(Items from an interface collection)
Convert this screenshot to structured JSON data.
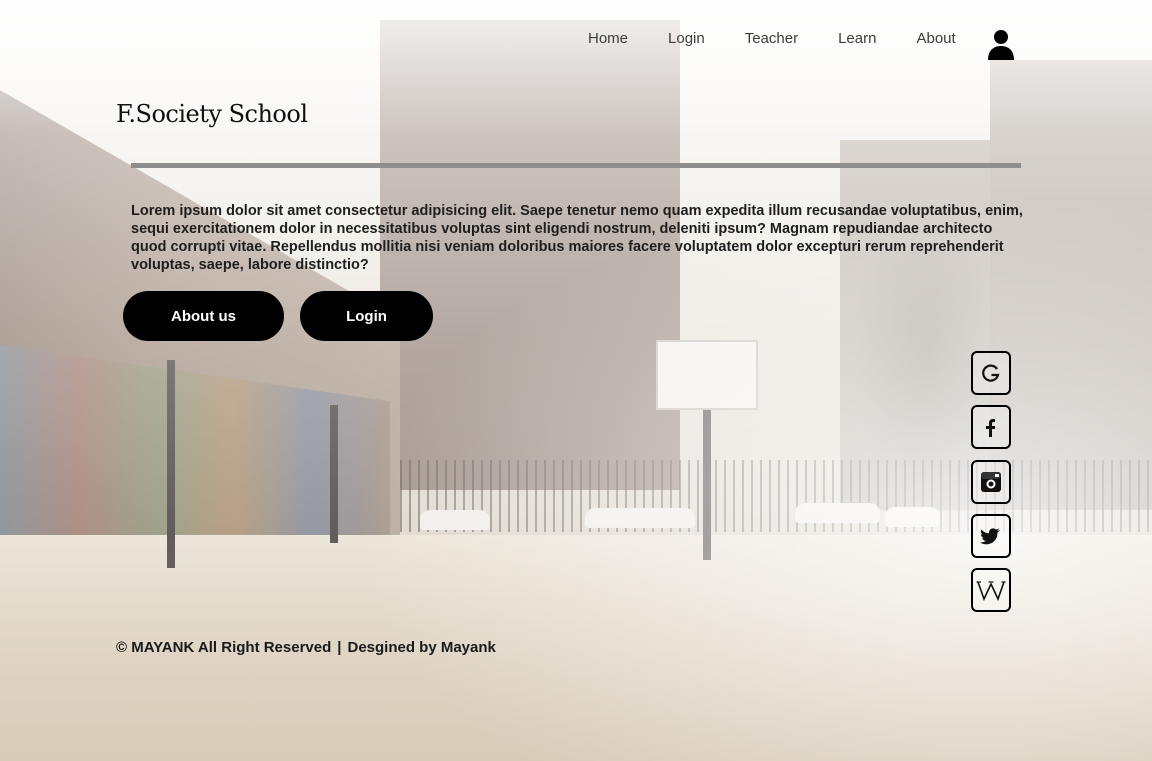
{
  "nav": {
    "items": [
      {
        "label": "Home"
      },
      {
        "label": "Login"
      },
      {
        "label": "Teacher"
      },
      {
        "label": "Learn"
      },
      {
        "label": "About"
      }
    ],
    "user_icon": "user-icon"
  },
  "brand": {
    "title": "F.Society School"
  },
  "intro": {
    "text": "Lorem ipsum dolor sit amet consectetur adipisicing elit. Saepe tenetur nemo quam expedita illum recusandae voluptatibus, enim, sequi exercitationem dolor in necessitatibus voluptas sint eligendi nostrum, deleniti ipsum? Magnam repudiandae architecto quod corrupti vitae. Repellendus mollitia nisi veniam doloribus maiores facere voluptatem dolor excepturi rerum reprehenderit voluptas, saepe, labore distinctio?"
  },
  "buttons": {
    "about_us": "About us",
    "login": "Login"
  },
  "social": [
    {
      "icon": "google-icon"
    },
    {
      "icon": "facebook-icon"
    },
    {
      "icon": "instagram-icon"
    },
    {
      "icon": "twitter-icon"
    },
    {
      "icon": "wikipedia-icon"
    }
  ],
  "footer": {
    "copyright": "© MAYANK All Right Reserved",
    "separator": "|",
    "credit": "Desgined by Mayank"
  },
  "colors": {
    "button_bg": "#000000",
    "button_text": "#ffffff",
    "rule": "#8e8e8e"
  }
}
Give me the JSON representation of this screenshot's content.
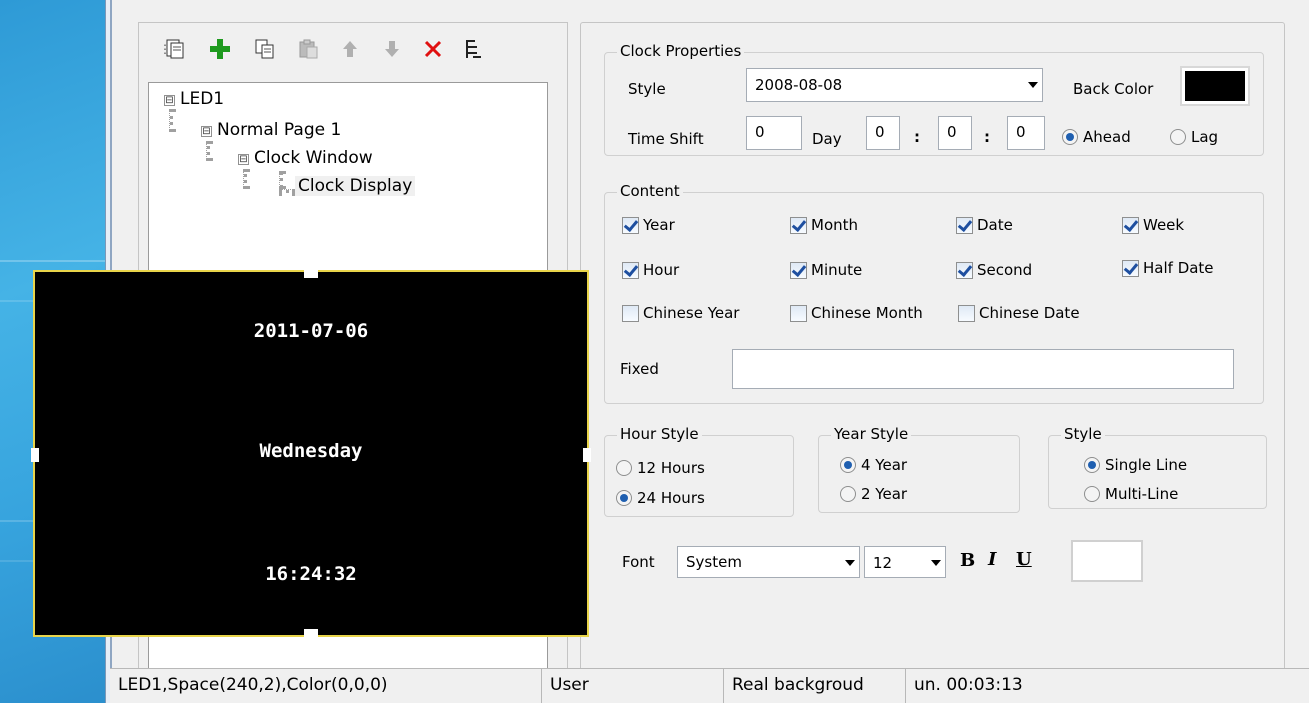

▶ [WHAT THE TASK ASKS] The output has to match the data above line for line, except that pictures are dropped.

▶ [RESPONSE]
Convert this screenshot to structured JSON data.
{
  "nav": {
    "items": [
      {
        "label": "Home"
      },
      {
        "label": "Login"
      },
      {
        "label": "Teacher"
      },
      {
        "label": "Learn"
      },
      {
        "label": "About"
      }
    ],
    "user_icon": "user-icon"
  },
  "brand": {
    "title": "F.Society School"
  },
  "intro": {
    "text": "Lorem ipsum dolor sit amet consectetur adipisicing elit. Saepe tenetur nemo quam expedita illum recusandae voluptatibus, enim, sequi exercitationem dolor in necessitatibus voluptas sint eligendi nostrum, deleniti ipsum? Magnam repudiandae architecto quod corrupti vitae. Repellendus mollitia nisi veniam doloribus maiores facere voluptatem dolor excepturi rerum reprehenderit voluptas, saepe, labore distinctio?"
  },
  "buttons": {
    "about_us": "About us",
    "login": "Login"
  },
  "social": [
    {
      "icon": "google-icon"
    },
    {
      "icon": "facebook-icon"
    },
    {
      "icon": "instagram-icon"
    },
    {
      "icon": "twitter-icon"
    },
    {
      "icon": "wikipedia-icon"
    }
  ],
  "footer": {
    "copyright": "© MAYANK All Right Reserved",
    "separator": "|",
    "credit": "Desgined by Mayank"
  },
  "colors": {
    "button_bg": "#000000",
    "button_text": "#ffffff",
    "rule": "#8e8e8e"
  }
}
Give me the JSON representation of this screenshot's content.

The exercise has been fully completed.